Today is the Feast of Saints Philip and James. Philip was first a disciple of John the Baptist, then followed Jesus. James was the son of Alphaeus and a cousin of the Lord. He was the bishop of Jerusalem and authored an epistle. He died with a martyr’s crown in 62 A.D.
In the Gospel reading today from John 14, Jesus has an exchange with Thomas, then with Philip. Jesus says some astonishing things. “Amen, amen, I say to you, whoever believes in me will do the works that I do, and will do greater ones than these, because I am going to the Father. And whatever you ask in my name, I will do, so that the Father may be glorified in the Son. If you ask anything of me in my name, I will do it.” Wait…greater works than Jesus? Raising the dead, curing the sick, turning water to wine? And what about asking ANYTHING in Jesus’ name?
To understand this, we have to understand how God operates. First, God (Father, Son and Holy Spirit) wants only what is best for us. We can never ask for evil to be perpetrated in Jesus’ name. That would go completely against who God is. Next, the things we ask for that God deems are in our best interest will be done, but perhaps not in a way that we can see, or in the way that we expect. For example, when we ask for a healing for a loved one and they remain sick or perhaps even die, we must understand that God knows best how that healing needs to take place. The bottom line is that our prayers must always imitate Jesus when He said, “Not my will, Father, but your will be done.”

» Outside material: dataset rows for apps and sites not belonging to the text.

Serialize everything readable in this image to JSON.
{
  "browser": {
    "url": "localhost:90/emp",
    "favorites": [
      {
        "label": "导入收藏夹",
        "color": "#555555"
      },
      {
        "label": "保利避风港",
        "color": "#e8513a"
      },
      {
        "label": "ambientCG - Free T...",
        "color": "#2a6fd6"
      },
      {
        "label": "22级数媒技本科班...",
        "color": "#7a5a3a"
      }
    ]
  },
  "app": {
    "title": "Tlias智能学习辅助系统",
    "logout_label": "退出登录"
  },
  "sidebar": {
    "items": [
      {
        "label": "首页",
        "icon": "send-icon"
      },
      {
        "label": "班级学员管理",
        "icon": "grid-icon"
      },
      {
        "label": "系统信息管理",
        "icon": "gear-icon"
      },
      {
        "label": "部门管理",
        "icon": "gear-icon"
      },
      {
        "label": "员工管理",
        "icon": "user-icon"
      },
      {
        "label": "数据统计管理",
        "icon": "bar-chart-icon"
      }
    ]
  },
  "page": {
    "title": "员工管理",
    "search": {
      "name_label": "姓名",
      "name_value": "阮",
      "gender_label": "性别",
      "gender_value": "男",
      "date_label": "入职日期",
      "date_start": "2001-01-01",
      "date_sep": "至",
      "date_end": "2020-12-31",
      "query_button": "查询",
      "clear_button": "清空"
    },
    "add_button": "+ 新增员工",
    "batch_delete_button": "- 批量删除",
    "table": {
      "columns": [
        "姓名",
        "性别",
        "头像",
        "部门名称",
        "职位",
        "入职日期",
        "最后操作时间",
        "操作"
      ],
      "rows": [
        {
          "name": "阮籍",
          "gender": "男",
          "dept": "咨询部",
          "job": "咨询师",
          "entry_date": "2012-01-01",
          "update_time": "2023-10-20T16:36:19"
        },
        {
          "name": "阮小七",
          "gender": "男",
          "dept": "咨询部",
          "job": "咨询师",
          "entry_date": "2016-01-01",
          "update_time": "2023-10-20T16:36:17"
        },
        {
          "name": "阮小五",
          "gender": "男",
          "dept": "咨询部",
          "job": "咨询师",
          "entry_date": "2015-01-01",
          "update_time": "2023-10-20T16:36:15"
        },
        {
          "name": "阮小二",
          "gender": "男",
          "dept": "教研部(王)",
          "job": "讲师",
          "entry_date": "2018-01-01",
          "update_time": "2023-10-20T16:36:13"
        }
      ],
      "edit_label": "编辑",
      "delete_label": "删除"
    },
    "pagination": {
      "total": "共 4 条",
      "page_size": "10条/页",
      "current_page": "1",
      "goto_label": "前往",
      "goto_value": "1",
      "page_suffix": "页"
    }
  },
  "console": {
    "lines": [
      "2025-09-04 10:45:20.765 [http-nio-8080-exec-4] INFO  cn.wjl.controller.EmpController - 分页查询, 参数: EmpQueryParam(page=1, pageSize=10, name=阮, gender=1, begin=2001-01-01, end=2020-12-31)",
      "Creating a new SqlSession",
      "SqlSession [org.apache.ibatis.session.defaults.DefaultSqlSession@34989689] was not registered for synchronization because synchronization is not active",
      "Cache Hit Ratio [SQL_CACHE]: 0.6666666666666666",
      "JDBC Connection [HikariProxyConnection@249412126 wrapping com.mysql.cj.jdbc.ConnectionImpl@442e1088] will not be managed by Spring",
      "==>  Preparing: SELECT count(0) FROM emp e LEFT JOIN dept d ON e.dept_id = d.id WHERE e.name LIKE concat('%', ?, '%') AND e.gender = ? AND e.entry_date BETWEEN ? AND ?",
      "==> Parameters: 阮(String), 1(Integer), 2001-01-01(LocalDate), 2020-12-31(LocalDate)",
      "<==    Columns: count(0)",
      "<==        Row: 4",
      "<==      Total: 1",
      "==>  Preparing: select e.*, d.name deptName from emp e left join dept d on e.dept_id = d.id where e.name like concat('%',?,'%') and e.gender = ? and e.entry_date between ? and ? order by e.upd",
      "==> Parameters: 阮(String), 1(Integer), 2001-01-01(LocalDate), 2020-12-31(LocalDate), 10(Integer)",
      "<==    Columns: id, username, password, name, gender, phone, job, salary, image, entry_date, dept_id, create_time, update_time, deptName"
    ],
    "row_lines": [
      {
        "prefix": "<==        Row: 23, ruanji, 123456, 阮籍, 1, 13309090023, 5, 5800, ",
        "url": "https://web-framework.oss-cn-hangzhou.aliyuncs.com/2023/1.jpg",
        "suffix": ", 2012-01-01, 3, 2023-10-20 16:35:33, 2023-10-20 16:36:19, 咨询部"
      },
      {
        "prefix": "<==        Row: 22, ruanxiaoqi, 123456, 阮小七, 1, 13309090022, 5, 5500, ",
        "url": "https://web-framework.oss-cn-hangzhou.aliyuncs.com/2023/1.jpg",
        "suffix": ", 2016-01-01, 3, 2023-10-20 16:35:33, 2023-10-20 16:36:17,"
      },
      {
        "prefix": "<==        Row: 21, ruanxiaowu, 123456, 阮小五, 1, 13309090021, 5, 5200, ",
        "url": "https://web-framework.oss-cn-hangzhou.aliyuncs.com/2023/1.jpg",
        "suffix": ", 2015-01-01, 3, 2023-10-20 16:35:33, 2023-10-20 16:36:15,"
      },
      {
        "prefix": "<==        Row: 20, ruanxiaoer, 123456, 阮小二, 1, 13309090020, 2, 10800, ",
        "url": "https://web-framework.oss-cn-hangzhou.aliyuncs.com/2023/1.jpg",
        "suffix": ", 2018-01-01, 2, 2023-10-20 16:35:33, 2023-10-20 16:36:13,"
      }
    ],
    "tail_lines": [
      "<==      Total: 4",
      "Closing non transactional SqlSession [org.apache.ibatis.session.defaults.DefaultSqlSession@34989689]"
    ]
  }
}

Father, you know all our needs and wants. We ask you to make us more open to your will, in Jesus’ name. Amen.